Stop MySQL from listening only to local connections. Remember to review your user table (mysql.user) to make sure you don’t grant wild card access like 'user'@'%'. Comment out bind-address in/etc/mysql/my.cnf in all nodes. Then add following to node1

server-id               = 1
replicate-same-server-id = 0
auto-increment-increment = 2
auto-increment-offset   = 1
log_bin                 = /var/log/mysql/mysql-bin.log
expire_logs_days        = 10
max_binlog_size         = 100M

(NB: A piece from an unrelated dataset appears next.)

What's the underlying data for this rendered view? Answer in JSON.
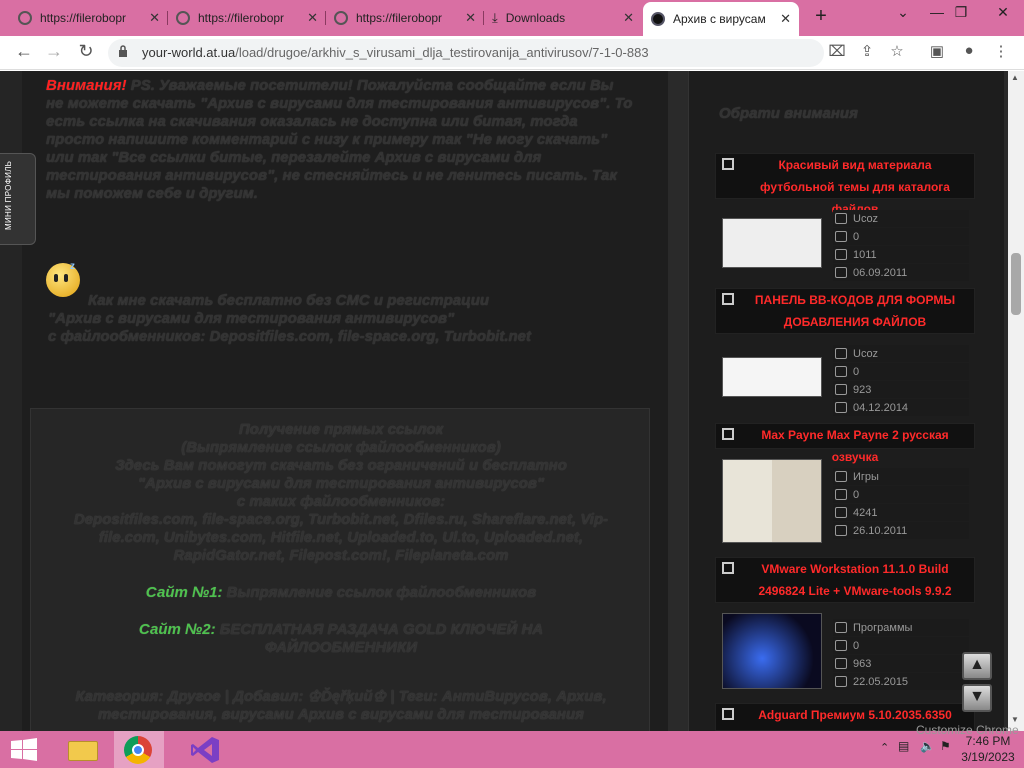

master-host = 10.100.2.2
master-user = slave_user_0
master-password = your$password
master-connect-retry = 60

and following to node2

server-id               = 2
replicate-same-server-id = 0
auto-increment-increment = 2
auto-increment-offset   = 2
log_bin                 = /var/log/mysql/mysql-bin.log
expire_logs_days        = 10
max_binlog_size         = 100M

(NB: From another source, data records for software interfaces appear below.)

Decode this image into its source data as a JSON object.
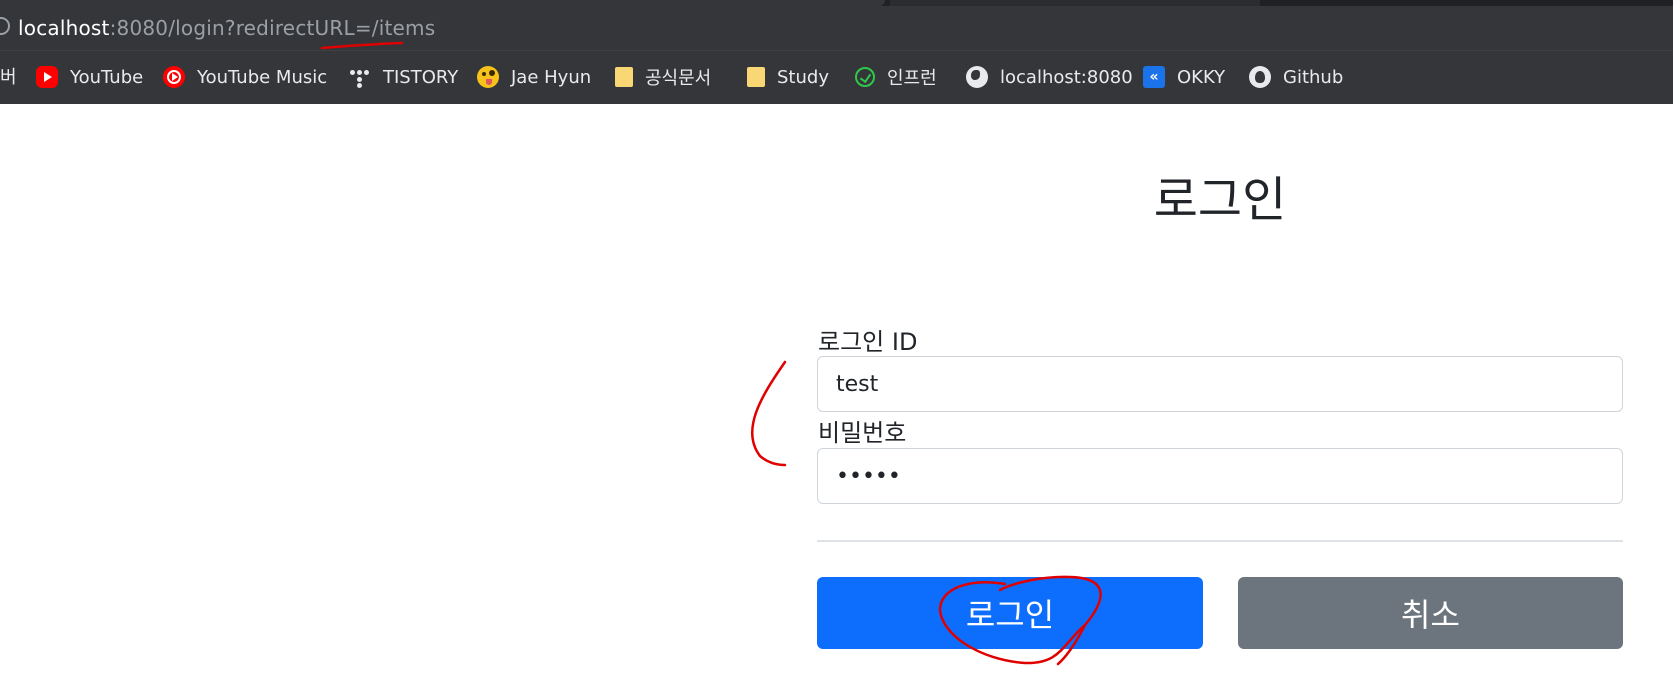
{
  "browser": {
    "url_host": "localhost",
    "url_rest": ":8080/login?redirectURL=/items"
  },
  "bookmarks": {
    "cut_label": "버",
    "items": [
      {
        "label": "YouTube",
        "icon": "youtube-icon"
      },
      {
        "label": "YouTube Music",
        "icon": "youtube-music-icon"
      },
      {
        "label": "TISTORY",
        "icon": "tistory-icon"
      },
      {
        "label": "Jae Hyun",
        "icon": "emoji-icon"
      },
      {
        "label": "공식문서",
        "icon": "folder-icon"
      },
      {
        "label": "Study",
        "icon": "folder-icon"
      },
      {
        "label": "인프런",
        "icon": "inflearn-icon"
      },
      {
        "label": "localhost:8080",
        "icon": "globe-icon"
      },
      {
        "label": "OKKY",
        "icon": "okky-icon"
      },
      {
        "label": "Github",
        "icon": "github-icon"
      }
    ]
  },
  "login": {
    "title": "로그인",
    "id_label": "로그인 ID",
    "id_value": "test",
    "password_label": "비밀번호",
    "password_value": "•••••",
    "submit_label": "로그인",
    "cancel_label": "취소"
  },
  "colors": {
    "primary": "#0d6efd",
    "secondary": "#6c757d",
    "annotation": "#e00000"
  }
}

master-host = 10.100.2.1
master-user = slave_user_1
master-password = your$password
master-connect-retry = 60

Now create the users only granting them with replication rights. Also make sure you specify the hostname or the IP to make sure someone is not offloading your data 😀 . Following SQL will create the users given in the example. You will have to run the command in both nodes as the data in either node is identical.

CREATE USER 'slave_user_1'@'10.100.2.1' IDENTIFIED BY 'your$password';

GRANT REPLICATION SLAVE ON * . * TO 'slave_user_1'@'10.100.2.1' IDENTIFIED BY 'your$password' WITH MAX_QUERIES_PER_HOUR 0 MAX_CONNECTIONS_PER_HOUR 0 MAX_UPDATES_PER_HOUR 0 MAX_USER_CONNECTIONS 0 ;

CREATE USER 'slave_user_2'@'10.100.2.2' IDENTIFIED BY 'your$password';

GRANT REPLICATION SLAVE ON * . * TO 'slave_user_2'@'10.100.2.2' IDENTIFIED BY 'your$password' WITH MAX_QUERIES_PER_HOUR 0 MAX_CONNECTIONS_PER_HOUR 0 MAX_UPDATES_PER_HOUR 0 MAX_USER_CONNECTIONS 0 ;

Now start MySQL and run following in mysql prompt on each of the nodes.

reset master;
stop slave;
start slave;

Finally

Now you have a cluster of 2 nodes where you can run your PHP site. Your databases are replicated, your user session data is replicated and your document root is replicated. Have fun, if you have issues please post it as a comment.

Using GNOME remotely via SSH

Have you ever wished that you had a GUI on a remote Linux server without using VNC? Actually you can use GNOME or any other GDM on a remote server via SSH, yep I’m not joking.

You need to have SSH and X11 running on both the client and the server. In addition on the server GNOME should be installed and SSH daemon should be running.

Step 1 – Turn on X11 forwarding on the server:

Add the following if it doesn’t exist or just change no to yes in /etc/ssh/ssh_config and save it.

ForwardAgent yes
ForwardX11 yes
ForwardX11Trusted yes

Add the following if it doesn’t exist or just change to yes in /etc/ssh/sshd_config and save it.

X11Forwarding yes

Step 2 – Connect to the remote server viw SSH with X11 forwarding

In order to enable X11 forwarding when you connect to a remote server via SSH you need to provide the commandline option -X. See the example bellow.

 $ ssh -X [email protected]

Step 3 – Start GNOME Session

You need to start the GNOME session for the GUI to show. By default GNOME session is not started for remote connections. It might take a while for any change to appear, you should notice GNOME startup sequence appearing in the client and couple of messages in your terminal.

However I do not recommend running X11 or GNOME on a production server, but this should be handy if you want to connect to your home computer from office for example.